Through my research into contract attorney positions I stumbled upon a web site called Solo Practice University (SPU). The web site is a tool that can help bridge the gap between law school and actual law practice. The service provides video lectures as the primary form of learning that are available on many different topics. The topics include substantive areas of the law such as family law or bankruptcy as well as practical lectures in areas of marketing, business and technology. The full list of classes can be accessed before signing up for the site by clicking on the courses tab at the top of the page.

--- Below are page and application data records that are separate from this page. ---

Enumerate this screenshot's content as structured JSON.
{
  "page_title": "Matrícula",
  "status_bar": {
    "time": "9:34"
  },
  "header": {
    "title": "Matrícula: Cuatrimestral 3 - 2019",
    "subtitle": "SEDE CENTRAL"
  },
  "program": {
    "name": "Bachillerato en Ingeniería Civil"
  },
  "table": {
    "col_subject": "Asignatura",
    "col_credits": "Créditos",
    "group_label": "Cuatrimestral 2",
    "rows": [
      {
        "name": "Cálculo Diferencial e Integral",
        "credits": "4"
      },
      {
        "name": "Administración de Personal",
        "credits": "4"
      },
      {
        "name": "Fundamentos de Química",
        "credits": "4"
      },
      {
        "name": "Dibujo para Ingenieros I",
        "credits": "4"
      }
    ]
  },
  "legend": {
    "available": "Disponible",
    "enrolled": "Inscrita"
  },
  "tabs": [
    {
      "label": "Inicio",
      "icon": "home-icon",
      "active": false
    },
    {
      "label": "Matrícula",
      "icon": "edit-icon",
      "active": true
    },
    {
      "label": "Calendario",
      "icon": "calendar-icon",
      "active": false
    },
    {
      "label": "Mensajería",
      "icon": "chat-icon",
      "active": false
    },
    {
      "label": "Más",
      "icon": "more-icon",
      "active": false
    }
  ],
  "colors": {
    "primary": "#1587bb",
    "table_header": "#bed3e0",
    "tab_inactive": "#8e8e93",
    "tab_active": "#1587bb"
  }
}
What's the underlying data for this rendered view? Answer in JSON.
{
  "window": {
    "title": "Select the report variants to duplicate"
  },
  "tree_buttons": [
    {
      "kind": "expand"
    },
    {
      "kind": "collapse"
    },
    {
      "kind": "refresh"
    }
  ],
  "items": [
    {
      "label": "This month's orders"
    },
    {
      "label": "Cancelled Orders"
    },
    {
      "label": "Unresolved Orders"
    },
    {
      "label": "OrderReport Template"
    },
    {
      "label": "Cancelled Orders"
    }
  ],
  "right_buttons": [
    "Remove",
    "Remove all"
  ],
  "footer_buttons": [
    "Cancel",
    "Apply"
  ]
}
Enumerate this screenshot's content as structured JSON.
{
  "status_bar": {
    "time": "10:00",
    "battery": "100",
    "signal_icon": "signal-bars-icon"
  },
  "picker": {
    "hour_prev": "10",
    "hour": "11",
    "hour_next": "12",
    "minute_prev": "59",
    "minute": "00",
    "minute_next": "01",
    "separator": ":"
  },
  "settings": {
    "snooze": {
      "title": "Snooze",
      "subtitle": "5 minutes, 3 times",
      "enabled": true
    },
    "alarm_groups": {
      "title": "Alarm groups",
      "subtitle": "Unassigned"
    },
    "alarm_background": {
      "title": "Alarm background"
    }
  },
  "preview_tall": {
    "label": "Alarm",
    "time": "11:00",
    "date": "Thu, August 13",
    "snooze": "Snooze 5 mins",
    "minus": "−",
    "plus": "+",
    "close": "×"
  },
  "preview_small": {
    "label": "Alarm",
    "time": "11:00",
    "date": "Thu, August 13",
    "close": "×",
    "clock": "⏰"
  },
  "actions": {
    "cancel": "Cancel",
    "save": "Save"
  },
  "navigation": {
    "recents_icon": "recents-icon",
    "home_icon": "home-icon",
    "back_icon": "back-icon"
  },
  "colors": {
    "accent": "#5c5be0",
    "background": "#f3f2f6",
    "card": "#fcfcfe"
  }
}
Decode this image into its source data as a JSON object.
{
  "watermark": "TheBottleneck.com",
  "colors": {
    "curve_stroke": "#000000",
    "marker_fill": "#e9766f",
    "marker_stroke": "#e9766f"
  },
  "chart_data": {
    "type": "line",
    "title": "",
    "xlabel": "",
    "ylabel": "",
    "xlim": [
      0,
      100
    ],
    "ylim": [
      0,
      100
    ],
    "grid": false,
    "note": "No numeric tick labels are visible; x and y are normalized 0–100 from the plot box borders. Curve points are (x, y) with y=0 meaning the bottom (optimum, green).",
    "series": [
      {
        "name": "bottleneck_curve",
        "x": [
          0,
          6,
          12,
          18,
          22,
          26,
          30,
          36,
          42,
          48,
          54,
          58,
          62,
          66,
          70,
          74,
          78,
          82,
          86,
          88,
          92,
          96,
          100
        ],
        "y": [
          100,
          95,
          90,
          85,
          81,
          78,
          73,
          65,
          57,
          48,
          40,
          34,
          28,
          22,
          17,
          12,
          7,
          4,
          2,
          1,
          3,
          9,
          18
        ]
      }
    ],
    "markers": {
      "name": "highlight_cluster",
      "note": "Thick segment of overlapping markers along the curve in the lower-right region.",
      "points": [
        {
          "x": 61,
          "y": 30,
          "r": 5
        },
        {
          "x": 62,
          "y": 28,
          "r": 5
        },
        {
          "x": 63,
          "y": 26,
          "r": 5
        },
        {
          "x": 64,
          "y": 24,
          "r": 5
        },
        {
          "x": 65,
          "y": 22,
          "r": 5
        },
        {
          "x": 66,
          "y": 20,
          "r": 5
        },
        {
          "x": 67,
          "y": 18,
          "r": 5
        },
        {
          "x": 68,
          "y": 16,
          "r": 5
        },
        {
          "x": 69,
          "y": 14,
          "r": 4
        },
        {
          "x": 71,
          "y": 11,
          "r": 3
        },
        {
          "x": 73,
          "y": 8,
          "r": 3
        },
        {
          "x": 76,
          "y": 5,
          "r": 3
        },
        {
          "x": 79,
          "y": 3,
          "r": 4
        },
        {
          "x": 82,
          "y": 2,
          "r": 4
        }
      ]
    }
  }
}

The classes available on various issues relating to the internet and technology are useful no matter your level of technological expertise. Nicole Black’s class on Web2.0 includes some great information on the various cloud based practice management software out there as well as information about the types of social media out there. Much of this information is tailored specifically to attorneys and is thus a lot more useful than reading about general social media trends elsewhere on the web.
Many of the classes start out presented monthly, requiring you to subscribe to the site for a longer period of time in order to gain access to all the classes. However, once a lecturer has posted all of his or her classes, they are made available to stream from beginning to end. Thus, when I signed up a class entitled Essentials of Family Law was available in the form of twelve classes that I could watch at my own pace.
One thing to keep in mind is that the web site is by nature designed to be a resource for attorneys nation wide. As such, even if the lecturer practices in your home state, you will not find the state specific discussion in the detail that would be possible if the class was location specific.
Your login at SPU is through WordPress, and thus you have access to a blog that allows you to reach a larger audience than you may be able to connect with initially if you set up your blog through your own web site. There are also message boards available through which you can connect with the other members of SPU. However, as of when I signed up in February of 2012, the discussions taking place on the message boards appear to have stagnated. Many of the discussions were last replied to months ago. Your subscription also gives you discounts on many books and software from vendors that have partnered with SPU. The full list can be accessed before signing up for a subscription.
The main reason I signed up for the site is to access the video lecturers. So far in my experience the video player runs smoothly. SPU uses videopress for most of their newer videos with each video embedded in the specific lesson page. The video lectures available provide general overviews of areas of law that get you thinking on the specific issues you may have to look for in your own practice. Substantive lectures can also be helpful for those still unsure about what practice area they want to go into.
It has become clear to me over the course of my time at Solo Practice University that it would be quite difficult for any individual to access every single lesson on the site during a short introductory one month subscription like I paid for. However, different people may be interested in different lessons. Thus, it may be possible for you to watch the lessons that are most important to you depending on your strengths and weaknesses. For example, if you struggle with understanding technology, you may find a lot of value from the courses offered on Solo Practice University in the Technology section.
On the other hand, I started Solo Practice University with a very basic understanding of marketing and business concepts and have benefited immensely from the courses offered in that area. Due to the length of this post, I will be posting two subsequent posts covering in detail the courses I have viewed during my time at SPU. Part 2 will cover the substantive courses and Part 3 will cover the marketing and business courses.